Yesterday was market day. I decided to get my first porchetta panino. In Italy panini are not grilled or heated. It is just the word for sandwich. Porchetta (pronounced por-kay-ta) is sold from trucks and is the most wonderful concoction. It is a whole pig that has been boned and then wrapped in it’s own skin and roasted for a long slow time. The outside gets crunchy crispy and the inside is soft and juicy. At the Wednesday market there are 3 different porchetta trucks. All the time I’ve been going to the market there is always an enormous crowd around one truck. I always figure that that would be the place to get porchetta as obviously everyone else seems to know.



For some reason when I was passing THE truck I noticed there were way fewer people. In fact I was served almost immediately. I asked for a panino and they sliced the pork up right onto a soft roll. I intended to save it for lunch but alas I almost didn’t take a picture of it before it was gone! My favorite part was the unexpected crunch of the salty cracklin’ skin.


My cousin Meg asked me to put up a picture of our sofa in situ in our living room. So here it is. It is very large but fits the space perfectly. It will seat a bunch of folks or two lying down 🙂 I put our two new pillows in the corner.


We have a friend here whose name is Michelle. She is living in a house just behind us owned by a woman named Hillary who owns Alpacas. Michelle is house/alpaca sitting for 10 weeks while Hilary goes back to England to see her new grandbaby. We met Michelle just when she arrived. She was born and raised in Bermuda and speaks with an American accent. She is adventurous and has lived in many places most recently Cypress in a goat shack as she describes it. She likes to garden on the terrace of Hilary’s place so I brought some of the plastic planters with succulents from our terrace to see if she would like to replant them. In turn she brought me a bag of alpaca shit. I spent a bit of time getting it up to our terrace in stages as it weighed a ton. She tells me that unlike horse manure it doesn’t need to “cure” to be used as fertilizer. I will save it until I get new planters. Michelle will only be here a few more days. I will miss her as she is an interesting person. She is going to get her teaching certificate from Montessori and then she thinks she will move to Vietnam for a while. Her partner crews large tanker ships around Africa. Scary nowadays with all the pirates.

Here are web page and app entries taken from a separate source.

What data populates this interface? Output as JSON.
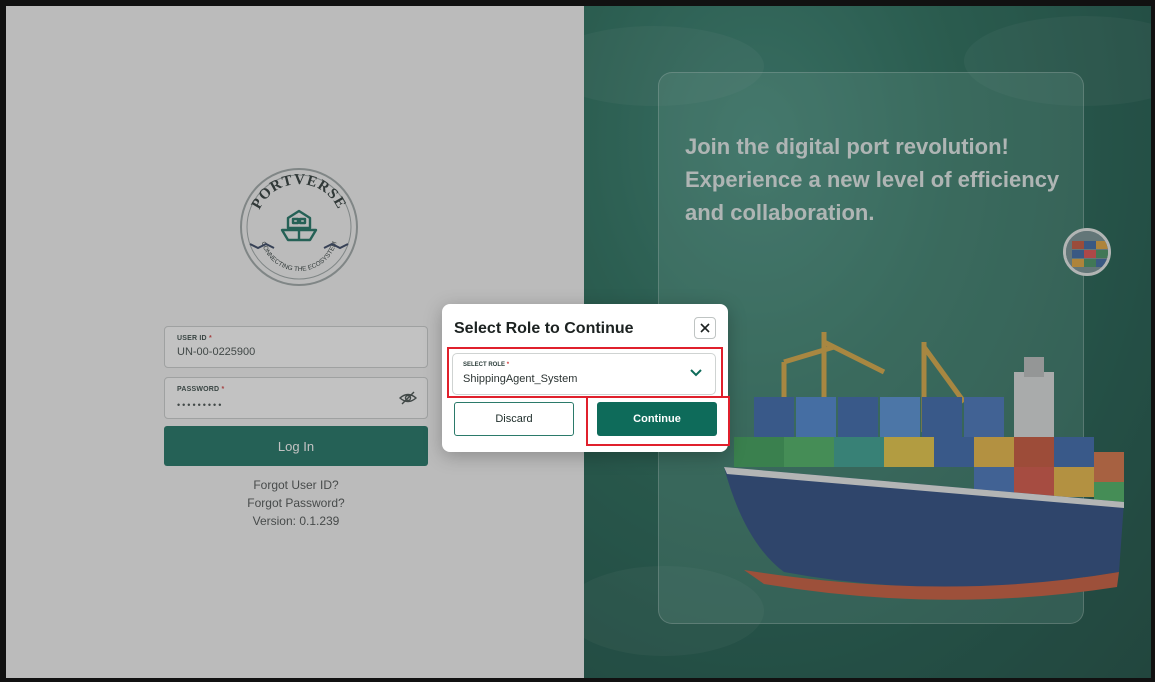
{
  "brand": {
    "logo_text": "PORTVERSE",
    "tagline": "CONNECTING THE ECOSYSTEM"
  },
  "login": {
    "userid_label": "USER ID",
    "userid_value": "UN-00-0225900",
    "password_label": "PASSWORD",
    "password_value": "•••••••••",
    "required_mark": "*",
    "login_button": "Log In",
    "forgot_userid": "Forgot User ID?",
    "forgot_password": "Forgot Password?",
    "version": "Version: 0.1.239"
  },
  "hero": {
    "text": "Join the digital port revolution! Experience a new level of efficiency and collaboration."
  },
  "modal": {
    "title": "Select Role to Continue",
    "select_label": "SELECT ROLE",
    "required_mark": "*",
    "selected_role": "ShippingAgent_System",
    "discard_label": "Discard",
    "continue_label": "Continue"
  },
  "colors": {
    "primary": "#0e6b5a",
    "highlight": "#e0202c",
    "hero_bg": "#17634f"
  }
}
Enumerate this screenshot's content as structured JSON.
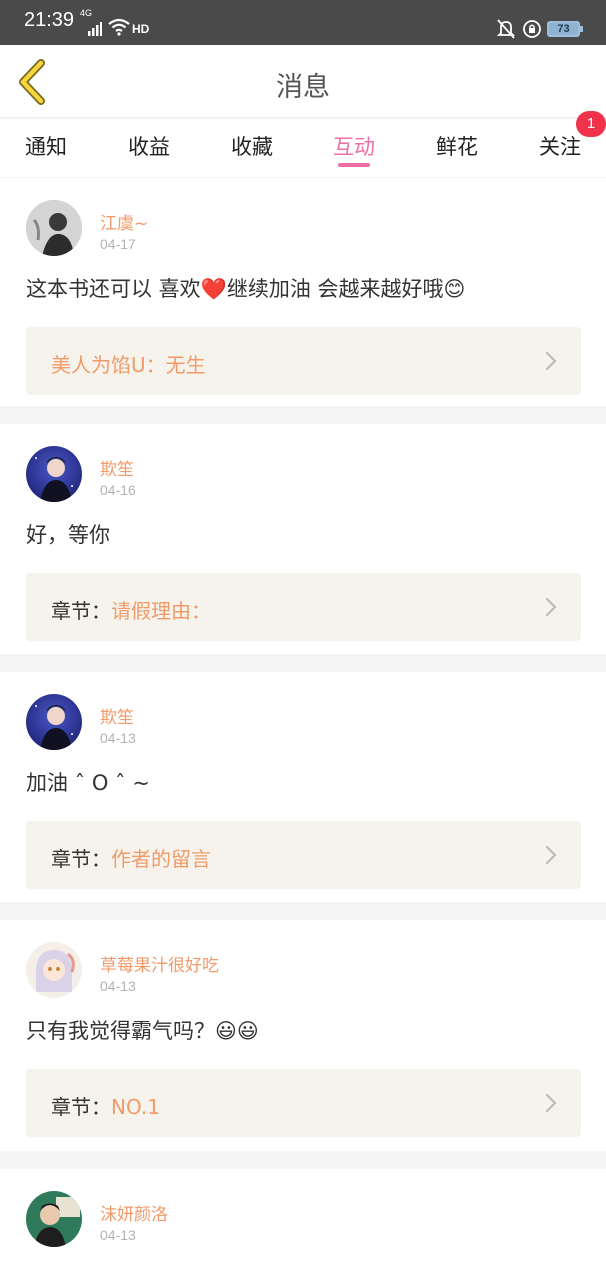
{
  "status_bar": {
    "time": "21:39",
    "network": "4G",
    "hd": "HD",
    "battery": "73"
  },
  "header": {
    "title": "消息"
  },
  "tabs": [
    {
      "label": "通知"
    },
    {
      "label": "收益"
    },
    {
      "label": "收藏"
    },
    {
      "label": "互动"
    },
    {
      "label": "鲜花"
    },
    {
      "label": "关注"
    }
  ],
  "active_tab": "互动",
  "follow_badge": "1",
  "colors": {
    "accent_pink": "#ef6fa4",
    "name_orange": "#f19b6a",
    "badge_red": "#f0334a"
  },
  "messages": [
    {
      "name": "江虞~",
      "date": "04-17",
      "comment": "这本书还可以 喜欢❤️继续加油 会越来越好哦😊",
      "ref_label": "",
      "ref_value": "美人为馅U：无生"
    },
    {
      "name": "欺笙",
      "date": "04-16",
      "comment": "好，等你",
      "ref_label": "章节：",
      "ref_value": "请假理由："
    },
    {
      "name": "欺笙",
      "date": "04-13",
      "comment": "加油 ˆ O ˆ ~",
      "ref_label": "章节：",
      "ref_value": "作者的留言"
    },
    {
      "name": "草莓果汁很好吃",
      "date": "04-13",
      "comment": "只有我觉得霸气吗？😃😃",
      "ref_label": "章节：",
      "ref_value": "NO.1"
    },
    {
      "name": "沫妍颜洛",
      "date": "04-13",
      "comment": ""
    }
  ]
}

Yesterday evening around 9PM or so we heard a lot of people talking from BEHIND our house. This is unusual as it is a tiny little alley of a street and is normally very quiet. It is the same street that has the cat ladder I mentioned. I peered down from our window and saw a bunch of folks and several long tables with benches all set for feast. And feast they did!


It got very loud and they had an accordion. It sounded like the perfect Italian celebration. We weren’t sure of the occasion but I think it was an engagement party. I suppose it could have been an anniversary party for a long married couple. Whatever it was it was obvious they were having fun. I got up at 12:30 and it was silent and there wasn’t a trace of the party. The picture above isn’t very good but it will give you an idea of the tiny street and the people gathered there.